1. The Best of All: Homage to Philip K. Dick
I set out to praise really good writers in this column, and I'm finding it difficult. It's much easier to damn bad books than to praise good ones; you almost want to keep the best books to yourself, because the prospect of seeing them rejected -- or worse, loved for the wrong reason -- is so terrible. But even a reviewer who specializes in damning the bad has to praise the good, if only to show the standard the bad books fail to reach.
I've made a list of the books I really treasure, and discovered something surprising: The "classics" I was taught at the university don't seem particularly interesting or impressive now. None of them make my list. They were literature for social climbers -- books you could name with pride, whether you really loved them or not.

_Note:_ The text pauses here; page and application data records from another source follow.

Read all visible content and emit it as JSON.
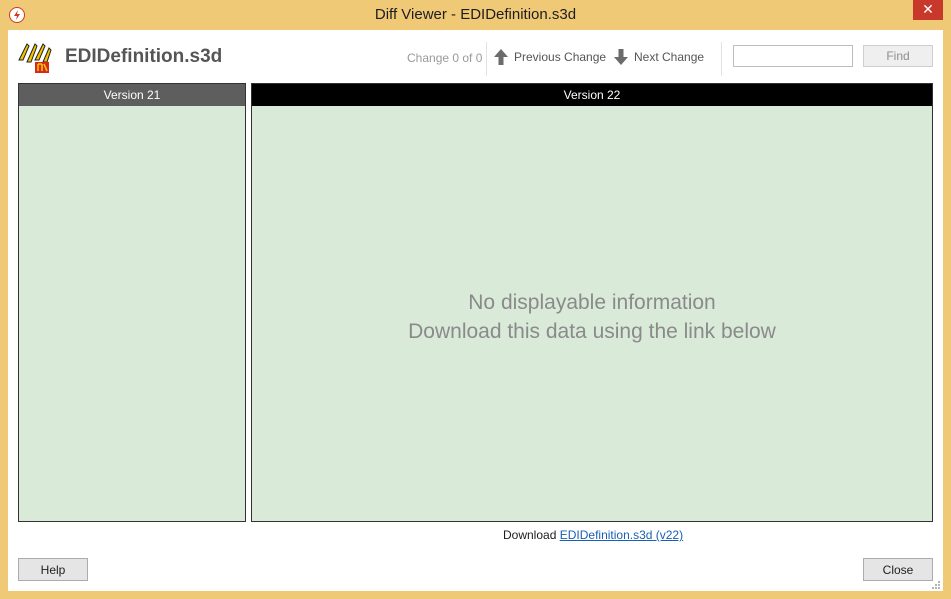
{
  "window": {
    "title": "Diff Viewer - EDIDefinition.s3d",
    "close_glyph": "✕"
  },
  "header": {
    "filename": "EDIDefinition.s3d",
    "change_count": "Change 0 of 0",
    "previous_label": "Previous Change",
    "next_label": "Next Change",
    "search_value": "",
    "find_label": "Find"
  },
  "panes": {
    "left_title": "Version 21",
    "right_title": "Version 22",
    "message_line1": "No displayable information",
    "message_line2": "Download this data using the link below"
  },
  "footer": {
    "download_prefix": "Download",
    "download_link": "EDIDefinition.s3d (v22)",
    "help_label": "Help",
    "close_label": "Close"
  },
  "colors": {
    "title_bar": "#f0c977",
    "pane_background": "#d9ead9",
    "close_button": "#c8392b",
    "link": "#1a5fb4"
  }
}
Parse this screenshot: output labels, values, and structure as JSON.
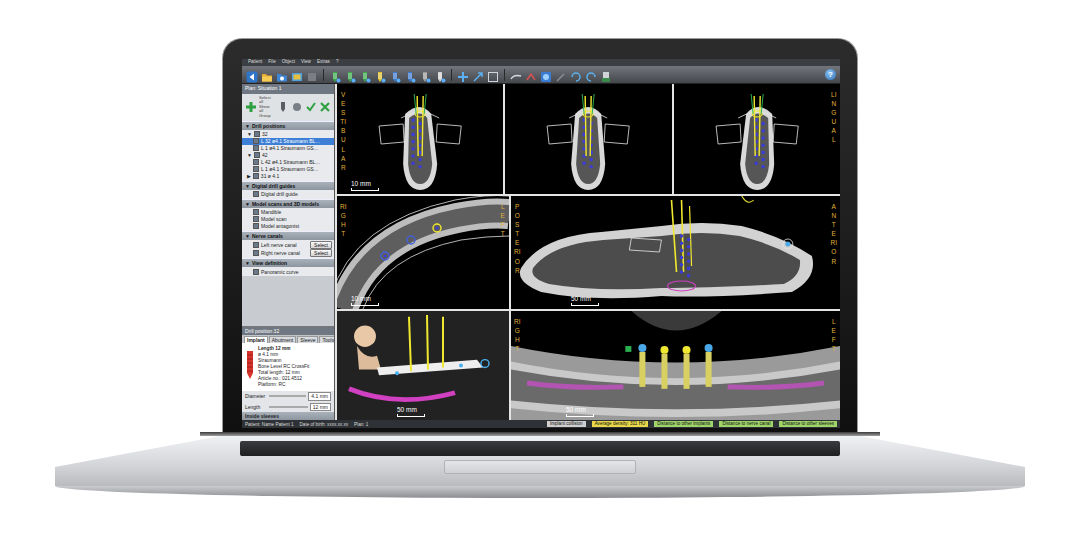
{
  "menu": [
    "Patient",
    "File",
    "Object",
    "View",
    "Extras",
    "?"
  ],
  "toolbar": {
    "help": "?"
  },
  "sidebar": {
    "plan": "Plan: Situation 1",
    "tool_caption": [
      "Select all",
      "Show all",
      "Group"
    ],
    "sections": [
      {
        "toggle": "▼",
        "title": "Drill positions",
        "expanded": true,
        "items": [
          {
            "kind": "group",
            "toggle": "▼",
            "label": "32",
            "checked": true,
            "selected": false
          },
          {
            "kind": "item",
            "label": "L 32 ø4.1 Straumann BL…",
            "checked": true,
            "selected": true
          },
          {
            "kind": "item",
            "label": "L 1 ø4.1 Straumann GS…",
            "checked": true,
            "selected": false
          },
          {
            "kind": "group",
            "toggle": "▼",
            "label": "42",
            "checked": true,
            "selected": false
          },
          {
            "kind": "item",
            "label": "L 42 ø4.1 Straumann BL…",
            "checked": true,
            "selected": false
          },
          {
            "kind": "item",
            "label": "L 1 ø4.1 Straumann GS…",
            "checked": true,
            "selected": false
          },
          {
            "kind": "group",
            "toggle": "▶",
            "label": "31 ø 4.1",
            "checked": true,
            "selected": false
          }
        ]
      },
      {
        "toggle": "▼",
        "title": "Digital drill guides",
        "expanded": true,
        "items": [
          {
            "kind": "item",
            "label": "Digital drill guide",
            "checked": true,
            "selected": false
          }
        ]
      },
      {
        "toggle": "▼",
        "title": "Model scans and 3D models",
        "expanded": true,
        "items": [
          {
            "kind": "item",
            "label": "Mandible",
            "checked": true,
            "selected": false
          },
          {
            "kind": "item",
            "label": "Model scan",
            "checked": true,
            "selected": false
          },
          {
            "kind": "item",
            "label": "Model antagonist",
            "checked": true,
            "selected": false
          }
        ]
      },
      {
        "toggle": "▼",
        "title": "Nerve canals",
        "expanded": true,
        "items": [
          {
            "kind": "button",
            "label": "Left nerve canal",
            "button": "Select",
            "checked": true,
            "selected": false
          },
          {
            "kind": "button",
            "label": "Right nerve canal",
            "button": "Select",
            "checked": true,
            "selected": false
          }
        ]
      },
      {
        "toggle": "▼",
        "title": "View definition",
        "expanded": true,
        "items": [
          {
            "kind": "item",
            "label": "Panoramic curve",
            "checked": true,
            "selected": false
          }
        ]
      }
    ]
  },
  "implant_panel": {
    "title": "Drill position 32",
    "tabs": [
      {
        "label": "Implant",
        "selected": true
      },
      {
        "label": "Abutment",
        "selected": false
      },
      {
        "label": "Sleeve",
        "selected": false
      },
      {
        "label": "Tools",
        "selected": false
      }
    ],
    "info": [
      "Length 12 mm",
      "ø 4.1 mm",
      "Straumann",
      "Bone Level RC CrossFit",
      "Total length: 12 mm",
      "Article no.: 021.4512",
      "Platform: RC"
    ],
    "params": [
      {
        "label": "Diameter",
        "value": "4.1 mm"
      },
      {
        "label": "Length",
        "value": "12 mm"
      }
    ],
    "footer": "Inside sleeves"
  },
  "viewports": [
    {
      "kind": "cross",
      "left_label": "VESTIBULAR",
      "scale": "10 mm"
    },
    {
      "kind": "cross"
    },
    {
      "kind": "cross",
      "right_label": "LINGUAL"
    },
    {
      "kind": "axial",
      "left_label": "RIGHT",
      "right_label": "LEFT",
      "scale": "10 mm"
    },
    {
      "kind": "sagittal",
      "left_label": "POSTERIOR",
      "right_label": "ANTERIOR",
      "scale": "50 mm"
    },
    {
      "kind": "3d",
      "scale": "50 mm"
    },
    {
      "kind": "panoramic",
      "left_label": "RIGHT",
      "right_label": "LEFT",
      "scale": "50 mm"
    }
  ],
  "status_bar": {
    "left": [
      "Patient: Name Patient 1",
      "Date of birth: xxxx.xx.xx",
      "Plan: 1"
    ],
    "indicators": [
      {
        "label": "Implant collision",
        "color": "#cfcfcf"
      },
      {
        "label": "Average density: 311 HU",
        "color": "#e8d84a"
      },
      {
        "label": "Distance to other implants",
        "color": "#9fd46a"
      },
      {
        "label": "Distance to nerve canal",
        "color": "#9fd46a"
      },
      {
        "label": "Distance to other sleeves",
        "color": "#9fd46a"
      }
    ]
  }
}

Take Joyce. Is Ulysses a good book? I guess it is. I don't want to read it again. Dubliners was good -- you'd pick it up and keep reading even if you never heard of the author -- but Ulysses? You wouldn't read that except at college. Reading and trying to like Ulysses was like trying to like abstract painters: you could only do it if you remembered that these painters had started out painting some very good representational work. In the same way, you could only keep yourself reading Ulysses by reminding yourself that Joyce COULD write well when he wanted to, like he did in Dubliners.
That excuse doesn't hold for some of the "classics" I read in the delusive excitement of young adulthood. Some were just plain bad. Virginia Woolf comes to mind here -- a very bad writer, period. But most now seem simply dull, workmanlike writers, not bad but not worth remembering. Bellow, Styron -- try-hards, white running backs with lotsa hustle and little talent. Beckett...a great writer, I guess, but I'd sooner chop weeds by the freeway than read him again. I feel the same way about many of the "great" Russians, like Byely. Petersburg is a great novel, they say...but I read it as homework, and that's all it ever was.

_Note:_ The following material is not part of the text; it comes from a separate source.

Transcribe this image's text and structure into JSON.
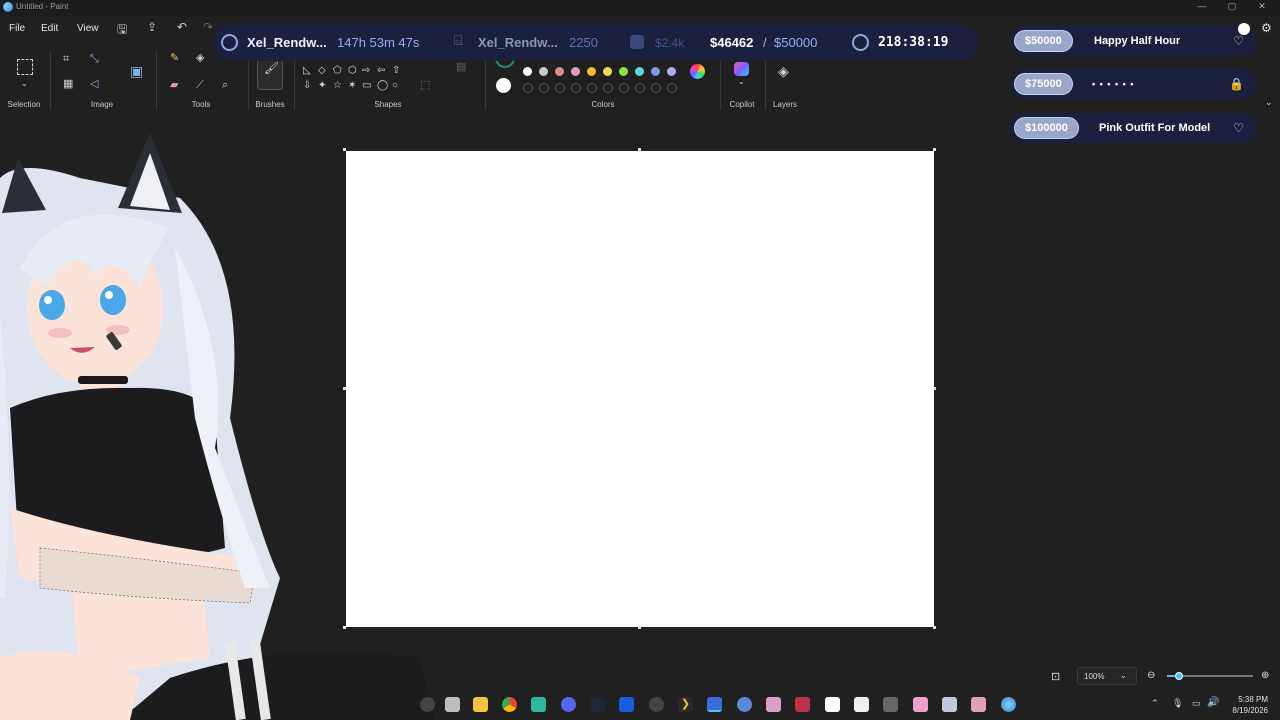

Other great writers, read at first with a provincial's desperate desire to share the cool people's tastes, now seem repellent -- so evil that the question of their talent doesn't even arise. Take Tolstoy -- do the arbiters of taste still consider him a great writer? I don't keep track; all I know is that I despise him. I don't care if he's great. He gives me the creeps.
The books that live most vividly in my mind now are the few I loved on my own, before the universities told me what to like. That's why I have to place Philip K. Dick at the top of my list of great writers: because I loved his stories before I had any idea who wrote them, and love them just as much now, when I no longer care about impressing the cool people.
I learned to love Dick's stories before I ever knew his name.
There's a brief, happy phase in late childhood, after you've learned to master your body and keep your savage agemates at bay, when you begin to look excitedly around the world and choose your colors. It lasts only a little while; then the golden anvil of puberty is dropped on you from the 99th floor, and you're staggering around again like an idiot, your true tastes lost in the hopeless desire to like what the mean little coolsters like.
I spent the hot summer afternoons of that brief late-childhood bliss at the Pleasant Hill public library, reading every science-fiction anthology I could find. Out of the hundreds of stories there were a half dozen which were burned into my head forever. I didn't know or care who wrote them. But 20 years later, when I went looking for them, I discovered that all those stories were the work of Philip K. Dick.
Dick was the great writer of my time and place: Northern California in the hippie days. Dick wrote about the dissolving world of California before and after the great quake called the Summer of Love. He was, among other things, the best journalist to cover that Big Bang. The other contenders didn't have a clue: Joan Didion with her campy LA noir; Tom Wolfe and his finicky overdressed fussing....Even Hunter S. Thompson missed the fiercer Tolkienian-Jihad overtones. Only PKD really got it right. And he told that story so many ways, in 47 novels (at least). He wrote about every moment on the great amphetamine trajectory; he took the marital chaos and drug shivers of his friends and made them great myth.